This picture is the image chosen by Transport for the North to illustrate its Long Term Rail Strategy. Is it fantasy or reality?
Railfuture Yorkshire is protesting that reopening the Woodhead rail route between Manchester and Sheffield is not being considered by Transport for the North in its long-term rail strategy.
The 84-page consultation strategy was launched on 16 January 2018 but does not even mention Woodhead, which would enable a 30-minute journey time from Sheffield to Manchester, and could also serve as a high speed Manchester-Leeds route
Woodhead should be a strong contender for the Northern Powerhouse Rail route, using one or both of the old railway tunnels, and was supported in the 2014 One North report.
Reopening Woodhead rail tunnels (closed in 1981 two years after Mrs Thatcher became Prime Minister), adjusted and gauge-enhanced for high speed rail passenger and freight transit, would be a more practical and cost-effective solution.
The transport strategy should aim to reduce car use, rather than manage increase, by influencing planning decisions, providing high quality public transport and encouraging the use of alternative modes.
Andrew Oldfield, of the Huddersfield, Penistone & Sheffield Rail Users Association said reopening Woodhead is the only solution, because the tortuous Hope Valley route can never offer the improved links so badly needed.
“It would be disgraceful if some dodgy backroom deal to ignore the Woodhead route had been done,” he added. “The stakes are high.”
Reopening Woodhead would also be an opportunity for rail investment to drive economic regeneration of the long-neglected Upper Don Valley, with stations at Deepcar (change for Stocksbridge), Oughtibridge and Wadsley Bridge.
Railfuture Yorkshire’s Nina Smith said a delta junction at the eastern side would enable a high speed service between Leeds and Sheffield, with some Leeds services going on to Hull, York, Teesside and Newcastle.
In 2009, MP Angela Smith put a strong case for reopening the Woodhead route to business and regional development representatives. She indicated that there is political support at Westminster for this scheme, which has also been backed by the regional development organisation.

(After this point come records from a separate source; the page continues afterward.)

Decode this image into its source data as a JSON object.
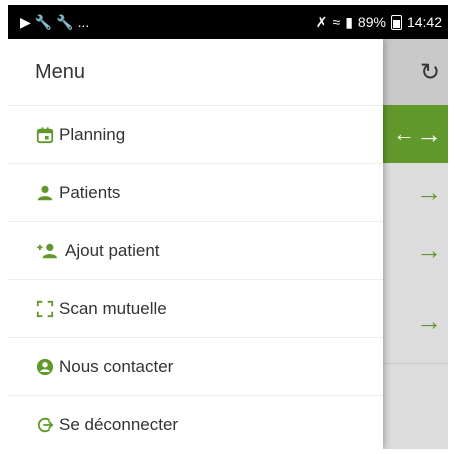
{
  "status_bar": {
    "left_icons": [
      "notification-icon",
      "wrench-icon",
      "wrench-icon"
    ],
    "ellipsis": "...",
    "battery": "89%",
    "time": "14:42"
  },
  "drawer": {
    "title": "Menu",
    "items": [
      {
        "label": "Planning",
        "icon": "calendar-icon"
      },
      {
        "label": "Patients",
        "icon": "user-icon"
      },
      {
        "label": "Ajout patient",
        "icon": "user-add-icon"
      },
      {
        "label": "Scan mutuelle",
        "icon": "scan-icon"
      },
      {
        "label": "Nous contacter",
        "icon": "account-circle-icon"
      },
      {
        "label": "Se déconnecter",
        "icon": "logout-icon"
      }
    ]
  },
  "colors": {
    "accent": "#61982b",
    "drawer_bg": "#ffffff",
    "overlay_bg": "#dcdcdc",
    "status_bar_bg": "#000000"
  }
}
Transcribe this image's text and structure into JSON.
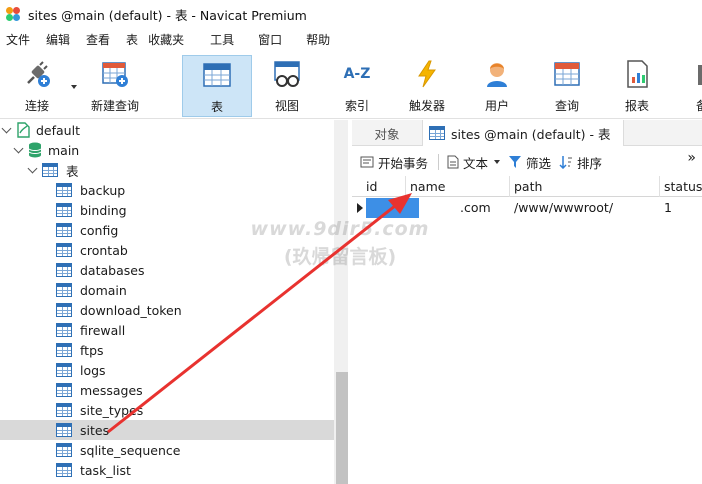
{
  "window": {
    "title": "sites @main (default) - 表 - Navicat Premium"
  },
  "menu": [
    "文件",
    "编辑",
    "查看",
    "表",
    "收藏夹",
    "工具",
    "窗口",
    "帮助"
  ],
  "toolbar": {
    "items": [
      {
        "label": "连接",
        "icon": "plug-icon"
      },
      {
        "label": "新建查询",
        "icon": "new-query-icon"
      },
      {
        "label": "表",
        "icon": "table-icon",
        "active": true
      },
      {
        "label": "视图",
        "icon": "view-icon"
      },
      {
        "label": "索引",
        "icon": "index-icon",
        "glyph": "A-Z"
      },
      {
        "label": "触发器",
        "icon": "lightning-icon"
      },
      {
        "label": "用户",
        "icon": "user-icon"
      },
      {
        "label": "查询",
        "icon": "query-icon"
      },
      {
        "label": "报表",
        "icon": "report-icon"
      },
      {
        "label": "备",
        "icon": "backup-icon"
      }
    ]
  },
  "tree": {
    "connection": "default",
    "database": "main",
    "group": "表",
    "tables": [
      "backup",
      "binding",
      "config",
      "crontab",
      "databases",
      "domain",
      "download_token",
      "firewall",
      "ftps",
      "logs",
      "messages",
      "site_types",
      "sites",
      "sqlite_sequence",
      "task_list"
    ],
    "selected": "sites"
  },
  "tabs": {
    "objects": "对象",
    "active": "sites @main (default) - 表"
  },
  "subtoolbar": {
    "begin_transaction": "开始事务",
    "text": "文本",
    "filter": "筛选",
    "sort": "排序",
    "more": "»"
  },
  "grid": {
    "columns": [
      "id",
      "name",
      "path",
      "status"
    ],
    "rows": [
      {
        "id": "",
        "name": ".com",
        "path": "/www/wwwroot/",
        "status": "1"
      }
    ]
  },
  "watermark": {
    "line1": "www.9dir5.com",
    "line2": "(玖帰留言板)"
  },
  "colors": {
    "selection": "#3d8fe6",
    "arrow": "#e8322f",
    "active_tool": "#cde5f7"
  }
}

She now believes the choice of Sheffield Midland as the HS2 station (rather than Meadowhall) has led to the sacrifice of the Woodhead route.
The Woodhead route was included in a report issued the same year by the Association of Train Operating Companies recommending a number of lines and stations for reopening.
Yorkshire First called for the Woodhead line to be reopened in its 2015 Rail Manifesto.
Forty MPs were asked to oppose the sealing of the Victorian Woodhead tunnels in 2013 but only three responded!
The western third of the Woodhead line still remains electrified. A restored Woodhead route would provide an enormous boost.
In 2014, the Daily Mail recognised the value of Woodhead. It said: “Buried in a tunnel under the Pennines at Woodhead are the remains of what, in the post-war era, was the most modern trunk railway in Britain.
“Surely it was crazy that the newly electrified Manchester to Sheffield line through the three-mile Woodhead Tunnel, constructed at huge expense not many years before, was shut completely in 1981.
“Madder still, in the appalling weather this weekend motorists were trapped in the snow on the road over the Woodhead Pass while there was a perfectly good unused train tunnel beneath them – currently wasted in housing power cables for the National Grid.”
A reopened Woodhead would relieve traffic on the M1, M62 and the A628 roads.
Transport for North’s Long Term Rail Strategy can be read and downloaded at
Consultation closes on 17 April 2018. You can email your suggestions to engagement at transportforthenorth.com